Blackfoot Daisy

In spring, bees are attracted to the honey scent of the Blackfoot Daisy (Melampodium leucanthum), a short-lived mounding perennial that does well in our low desert environment. It flowers from early spring to late fall, and will grow to about one foot high and wide. It is heat, drought, and cold tolerant, and lives longer in our climate than it does in milder regions. The trade-off is that in milder climates with richer soil, it produces far more flowers, but dies sooner.

In Arizona, we claim Blackfoot Daisy to be a native plant, but it’s also called a native plant in Texas and Colorado. Depending on the region where it's grown, other names for it are Desert Daisy, Plains Daisy, or Rock Daisy.

The Blackfoot Daisy is a popular desert garden plant. It looks good tucked around landscape boulders and on slopes, or mixed in with cacti and succulents.


Teri C said...

Oh Aiyana, you KNOW I LOVE these. I never heard that name before because and I love daisies and I have just a tiny bit of Blackfoot Indian in my heritage, so this makes it even more interesting for me. I need to adopt this plant :)

WiseAcre said...

I looked it up and this might be one plant that you've posted that I could grow. I'd be pushing the limit but it would be worth the try. I like anything that self sows. Ah who am I kidding I like anything that flowers

Julie said...

What a beautiful flower! I know you are enjoying this time of year!!!

M Sinclair Stevens (Texas) said...

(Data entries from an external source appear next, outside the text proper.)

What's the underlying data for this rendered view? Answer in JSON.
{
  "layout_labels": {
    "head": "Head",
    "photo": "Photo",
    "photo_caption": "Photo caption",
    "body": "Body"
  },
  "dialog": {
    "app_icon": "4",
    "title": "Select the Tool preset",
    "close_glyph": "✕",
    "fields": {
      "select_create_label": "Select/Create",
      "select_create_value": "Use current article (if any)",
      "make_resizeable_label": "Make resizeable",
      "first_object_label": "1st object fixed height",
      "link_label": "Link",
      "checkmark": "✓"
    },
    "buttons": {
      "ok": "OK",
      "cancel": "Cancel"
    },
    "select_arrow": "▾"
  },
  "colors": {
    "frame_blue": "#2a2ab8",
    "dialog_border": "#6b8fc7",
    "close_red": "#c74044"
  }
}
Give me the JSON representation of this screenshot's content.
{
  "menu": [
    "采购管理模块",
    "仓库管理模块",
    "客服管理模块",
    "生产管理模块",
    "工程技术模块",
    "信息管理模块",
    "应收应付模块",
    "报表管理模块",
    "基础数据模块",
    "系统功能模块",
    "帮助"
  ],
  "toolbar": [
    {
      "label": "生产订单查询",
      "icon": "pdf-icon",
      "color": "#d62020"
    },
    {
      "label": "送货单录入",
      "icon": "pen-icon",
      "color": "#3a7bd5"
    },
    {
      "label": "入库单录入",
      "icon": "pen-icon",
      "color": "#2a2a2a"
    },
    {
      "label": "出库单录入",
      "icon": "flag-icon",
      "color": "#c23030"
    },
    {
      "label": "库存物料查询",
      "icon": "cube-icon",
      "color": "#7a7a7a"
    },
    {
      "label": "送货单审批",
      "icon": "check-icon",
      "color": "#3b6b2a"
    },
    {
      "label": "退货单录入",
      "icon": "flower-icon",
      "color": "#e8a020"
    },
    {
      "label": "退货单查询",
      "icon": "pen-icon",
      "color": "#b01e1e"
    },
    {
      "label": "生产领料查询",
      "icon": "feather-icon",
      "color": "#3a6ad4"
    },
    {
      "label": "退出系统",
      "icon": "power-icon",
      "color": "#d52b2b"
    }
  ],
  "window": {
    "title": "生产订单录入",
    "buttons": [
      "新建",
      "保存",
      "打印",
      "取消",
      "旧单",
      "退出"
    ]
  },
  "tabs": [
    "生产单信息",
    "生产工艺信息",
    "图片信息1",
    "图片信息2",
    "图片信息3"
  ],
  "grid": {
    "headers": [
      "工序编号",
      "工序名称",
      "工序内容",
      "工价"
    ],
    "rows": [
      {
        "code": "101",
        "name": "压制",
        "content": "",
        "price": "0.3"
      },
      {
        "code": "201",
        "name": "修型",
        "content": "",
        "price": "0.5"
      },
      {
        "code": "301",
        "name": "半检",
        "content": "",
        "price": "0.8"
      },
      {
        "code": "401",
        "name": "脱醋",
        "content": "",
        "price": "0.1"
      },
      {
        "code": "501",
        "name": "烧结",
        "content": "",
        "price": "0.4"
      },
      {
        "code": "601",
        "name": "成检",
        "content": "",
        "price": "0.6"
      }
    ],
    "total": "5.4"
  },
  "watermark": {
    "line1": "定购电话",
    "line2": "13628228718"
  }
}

Blackfoot daisy grows well here in central Texas although it seems to do better on the western half of Travis county than where I live. I think it objects to the heavy black clay in my garden. I love it though, and seeing your photo reminds me that I should give it another try.